_Supplied information:_
::::
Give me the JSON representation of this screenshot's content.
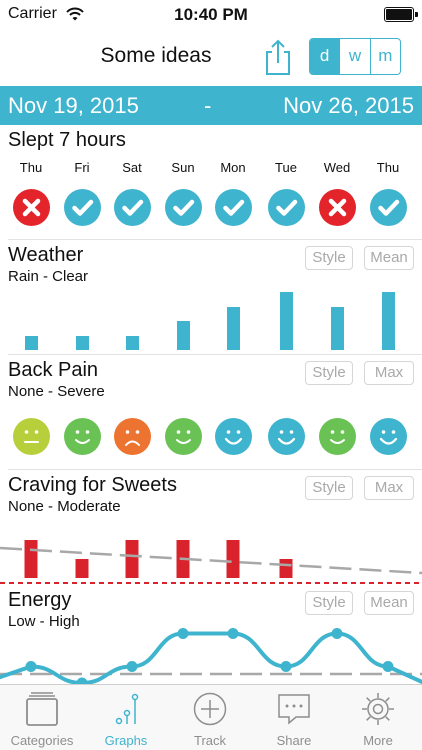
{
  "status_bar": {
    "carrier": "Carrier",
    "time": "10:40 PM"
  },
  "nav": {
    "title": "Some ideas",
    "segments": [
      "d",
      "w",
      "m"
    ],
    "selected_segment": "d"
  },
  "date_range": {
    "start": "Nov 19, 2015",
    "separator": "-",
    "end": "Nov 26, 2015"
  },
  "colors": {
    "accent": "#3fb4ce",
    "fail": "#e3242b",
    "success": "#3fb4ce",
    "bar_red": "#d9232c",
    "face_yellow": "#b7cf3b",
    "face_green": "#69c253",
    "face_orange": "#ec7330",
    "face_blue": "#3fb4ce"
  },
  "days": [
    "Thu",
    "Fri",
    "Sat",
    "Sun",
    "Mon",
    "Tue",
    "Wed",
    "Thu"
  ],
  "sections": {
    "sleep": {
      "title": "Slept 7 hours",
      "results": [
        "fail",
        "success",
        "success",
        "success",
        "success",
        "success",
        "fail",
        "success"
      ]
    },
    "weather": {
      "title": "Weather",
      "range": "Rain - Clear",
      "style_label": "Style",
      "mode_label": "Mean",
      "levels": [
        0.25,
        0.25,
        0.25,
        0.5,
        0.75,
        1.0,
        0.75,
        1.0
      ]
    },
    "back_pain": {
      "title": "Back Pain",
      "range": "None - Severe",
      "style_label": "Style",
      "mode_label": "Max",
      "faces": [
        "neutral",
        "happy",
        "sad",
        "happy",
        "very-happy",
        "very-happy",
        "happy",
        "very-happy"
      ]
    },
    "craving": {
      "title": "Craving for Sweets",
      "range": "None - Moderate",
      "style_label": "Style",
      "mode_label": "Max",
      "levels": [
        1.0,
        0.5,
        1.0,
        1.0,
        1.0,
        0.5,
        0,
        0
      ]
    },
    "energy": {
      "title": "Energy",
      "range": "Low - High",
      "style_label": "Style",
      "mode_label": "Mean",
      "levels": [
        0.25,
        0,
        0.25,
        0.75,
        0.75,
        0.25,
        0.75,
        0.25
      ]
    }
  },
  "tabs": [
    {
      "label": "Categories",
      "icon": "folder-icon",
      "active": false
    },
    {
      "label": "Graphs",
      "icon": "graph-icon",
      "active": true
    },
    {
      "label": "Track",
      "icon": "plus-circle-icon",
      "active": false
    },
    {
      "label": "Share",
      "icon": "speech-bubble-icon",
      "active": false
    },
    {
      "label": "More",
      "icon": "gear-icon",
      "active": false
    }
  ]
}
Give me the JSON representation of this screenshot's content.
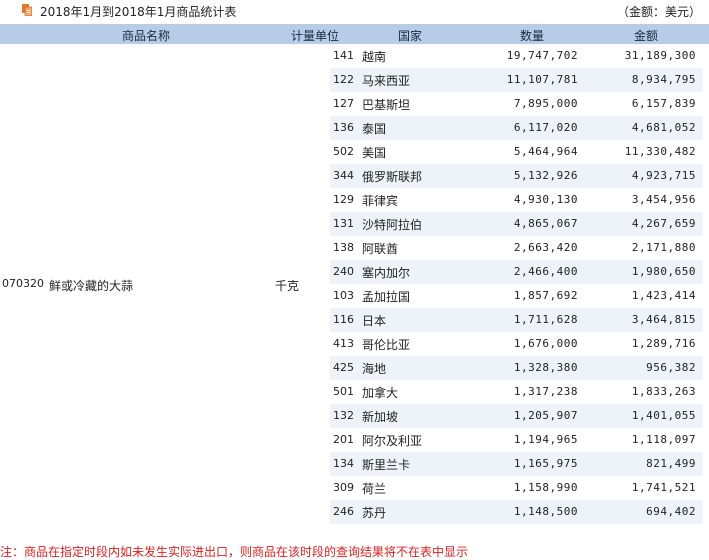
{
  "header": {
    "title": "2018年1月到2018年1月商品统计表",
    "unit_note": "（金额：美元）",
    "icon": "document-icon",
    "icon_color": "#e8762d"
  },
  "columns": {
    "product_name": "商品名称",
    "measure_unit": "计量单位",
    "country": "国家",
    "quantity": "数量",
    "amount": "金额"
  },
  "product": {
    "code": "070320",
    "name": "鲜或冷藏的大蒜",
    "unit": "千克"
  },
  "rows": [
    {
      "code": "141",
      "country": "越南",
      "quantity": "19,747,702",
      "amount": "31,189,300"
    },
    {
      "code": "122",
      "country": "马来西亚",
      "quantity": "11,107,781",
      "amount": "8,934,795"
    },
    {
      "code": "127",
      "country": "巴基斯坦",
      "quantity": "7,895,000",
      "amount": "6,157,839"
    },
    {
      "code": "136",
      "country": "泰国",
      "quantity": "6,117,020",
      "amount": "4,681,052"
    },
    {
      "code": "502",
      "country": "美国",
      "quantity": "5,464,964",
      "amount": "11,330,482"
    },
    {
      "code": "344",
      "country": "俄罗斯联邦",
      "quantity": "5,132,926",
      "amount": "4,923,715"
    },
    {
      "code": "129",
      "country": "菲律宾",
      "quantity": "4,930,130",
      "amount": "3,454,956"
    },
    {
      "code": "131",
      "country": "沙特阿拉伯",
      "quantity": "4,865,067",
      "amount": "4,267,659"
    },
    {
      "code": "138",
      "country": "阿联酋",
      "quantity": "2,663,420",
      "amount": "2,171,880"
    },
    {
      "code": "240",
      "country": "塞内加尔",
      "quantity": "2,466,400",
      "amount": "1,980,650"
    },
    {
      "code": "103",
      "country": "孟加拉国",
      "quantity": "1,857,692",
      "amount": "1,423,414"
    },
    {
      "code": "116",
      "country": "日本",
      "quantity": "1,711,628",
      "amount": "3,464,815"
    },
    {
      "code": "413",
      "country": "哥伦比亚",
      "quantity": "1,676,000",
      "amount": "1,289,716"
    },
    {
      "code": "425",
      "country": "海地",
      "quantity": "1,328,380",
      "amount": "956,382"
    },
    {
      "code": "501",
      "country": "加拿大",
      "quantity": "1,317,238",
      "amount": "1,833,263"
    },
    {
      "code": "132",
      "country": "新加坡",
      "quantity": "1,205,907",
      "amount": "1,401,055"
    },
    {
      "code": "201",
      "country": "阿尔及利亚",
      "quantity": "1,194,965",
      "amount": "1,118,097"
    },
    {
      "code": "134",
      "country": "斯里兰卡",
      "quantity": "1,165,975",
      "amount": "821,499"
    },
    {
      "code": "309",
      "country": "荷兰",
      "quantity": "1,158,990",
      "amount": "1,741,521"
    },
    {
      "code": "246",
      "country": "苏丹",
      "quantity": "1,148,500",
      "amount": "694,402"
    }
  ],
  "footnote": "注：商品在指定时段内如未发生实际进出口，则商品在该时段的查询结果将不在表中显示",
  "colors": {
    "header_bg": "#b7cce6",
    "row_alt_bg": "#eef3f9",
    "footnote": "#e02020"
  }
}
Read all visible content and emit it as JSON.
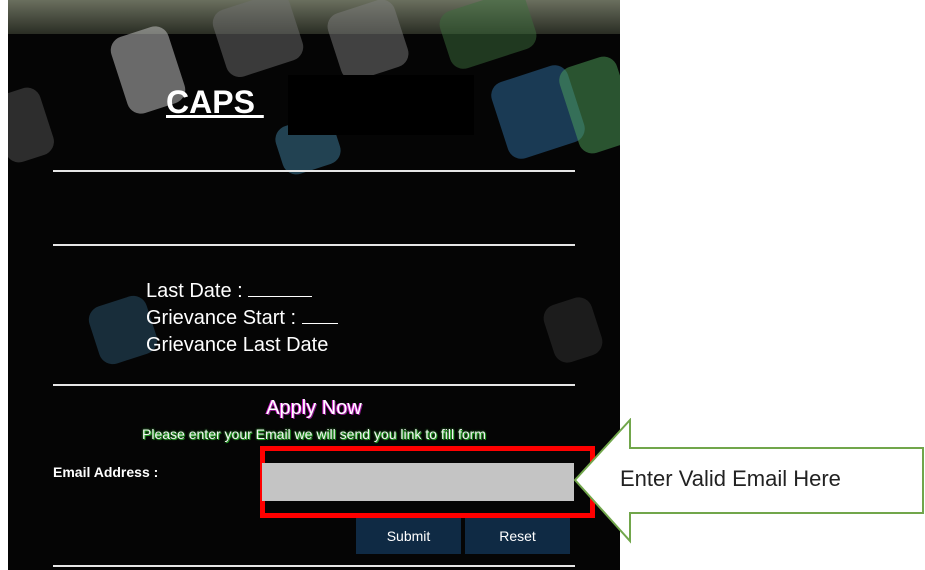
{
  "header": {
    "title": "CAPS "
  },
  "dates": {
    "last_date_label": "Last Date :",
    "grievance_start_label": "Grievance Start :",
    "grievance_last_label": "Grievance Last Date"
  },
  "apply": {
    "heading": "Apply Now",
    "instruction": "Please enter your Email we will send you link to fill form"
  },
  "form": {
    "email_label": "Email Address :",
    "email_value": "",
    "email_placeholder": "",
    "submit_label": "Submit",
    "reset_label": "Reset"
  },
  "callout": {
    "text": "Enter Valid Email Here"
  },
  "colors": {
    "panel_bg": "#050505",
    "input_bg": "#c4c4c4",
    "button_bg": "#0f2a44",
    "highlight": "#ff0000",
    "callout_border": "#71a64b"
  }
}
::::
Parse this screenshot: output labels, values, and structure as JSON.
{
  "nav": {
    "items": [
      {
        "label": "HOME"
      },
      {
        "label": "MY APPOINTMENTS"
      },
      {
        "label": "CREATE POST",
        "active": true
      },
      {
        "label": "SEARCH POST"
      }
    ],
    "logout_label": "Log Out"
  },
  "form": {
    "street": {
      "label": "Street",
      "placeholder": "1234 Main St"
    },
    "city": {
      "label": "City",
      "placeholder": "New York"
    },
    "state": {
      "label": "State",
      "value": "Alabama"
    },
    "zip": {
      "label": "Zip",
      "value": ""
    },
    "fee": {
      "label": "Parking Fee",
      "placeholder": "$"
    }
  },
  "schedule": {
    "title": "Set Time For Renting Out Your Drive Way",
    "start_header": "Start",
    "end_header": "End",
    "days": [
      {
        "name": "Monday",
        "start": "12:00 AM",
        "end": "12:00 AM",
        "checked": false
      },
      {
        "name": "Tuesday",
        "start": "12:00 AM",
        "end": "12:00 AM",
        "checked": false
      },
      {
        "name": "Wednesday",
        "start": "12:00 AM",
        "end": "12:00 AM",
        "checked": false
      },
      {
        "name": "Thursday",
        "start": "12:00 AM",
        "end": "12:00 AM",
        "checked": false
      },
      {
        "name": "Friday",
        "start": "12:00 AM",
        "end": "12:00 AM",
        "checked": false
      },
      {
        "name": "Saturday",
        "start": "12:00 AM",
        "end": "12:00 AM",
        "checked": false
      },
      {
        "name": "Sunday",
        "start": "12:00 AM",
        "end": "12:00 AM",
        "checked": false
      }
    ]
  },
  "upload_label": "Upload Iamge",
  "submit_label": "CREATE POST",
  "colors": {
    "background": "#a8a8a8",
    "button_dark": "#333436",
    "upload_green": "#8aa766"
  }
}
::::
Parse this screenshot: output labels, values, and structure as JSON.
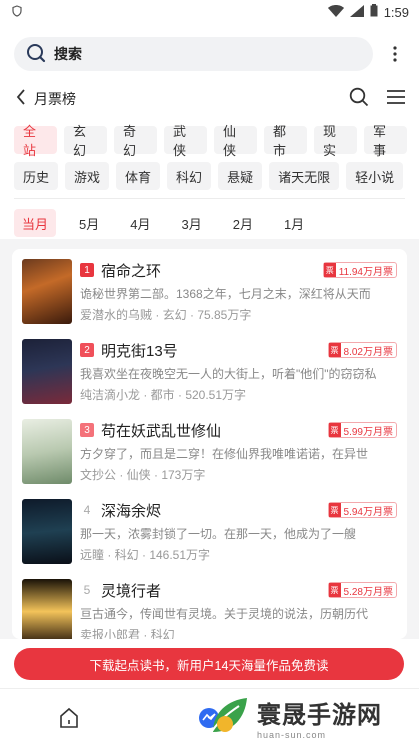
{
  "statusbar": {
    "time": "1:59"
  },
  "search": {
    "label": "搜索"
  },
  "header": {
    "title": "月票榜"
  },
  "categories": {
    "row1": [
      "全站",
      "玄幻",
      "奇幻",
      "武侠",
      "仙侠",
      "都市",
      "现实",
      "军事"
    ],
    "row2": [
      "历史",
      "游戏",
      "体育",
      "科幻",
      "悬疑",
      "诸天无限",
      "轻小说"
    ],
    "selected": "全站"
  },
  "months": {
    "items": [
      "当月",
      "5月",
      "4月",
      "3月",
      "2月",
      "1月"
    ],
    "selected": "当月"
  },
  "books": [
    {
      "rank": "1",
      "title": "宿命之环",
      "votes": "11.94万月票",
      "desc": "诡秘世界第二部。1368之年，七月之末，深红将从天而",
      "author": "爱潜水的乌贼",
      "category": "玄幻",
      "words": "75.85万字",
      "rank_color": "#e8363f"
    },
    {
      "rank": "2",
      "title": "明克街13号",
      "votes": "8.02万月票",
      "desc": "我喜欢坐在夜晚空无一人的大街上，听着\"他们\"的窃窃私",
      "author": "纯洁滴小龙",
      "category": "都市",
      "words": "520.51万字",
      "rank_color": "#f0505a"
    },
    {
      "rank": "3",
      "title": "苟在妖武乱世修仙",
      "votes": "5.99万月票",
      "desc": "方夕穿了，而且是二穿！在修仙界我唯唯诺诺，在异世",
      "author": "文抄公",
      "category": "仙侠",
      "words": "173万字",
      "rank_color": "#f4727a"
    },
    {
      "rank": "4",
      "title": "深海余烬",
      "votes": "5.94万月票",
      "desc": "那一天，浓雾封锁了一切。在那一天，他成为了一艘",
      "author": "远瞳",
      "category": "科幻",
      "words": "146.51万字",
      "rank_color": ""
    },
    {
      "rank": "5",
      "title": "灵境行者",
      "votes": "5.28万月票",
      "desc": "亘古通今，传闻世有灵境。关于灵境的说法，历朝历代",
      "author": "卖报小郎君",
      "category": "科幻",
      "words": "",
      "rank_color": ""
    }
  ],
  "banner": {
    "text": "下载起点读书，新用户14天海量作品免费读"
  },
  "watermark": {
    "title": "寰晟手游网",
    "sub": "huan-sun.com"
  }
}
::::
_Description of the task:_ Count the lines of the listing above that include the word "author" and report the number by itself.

_Response area:_ 5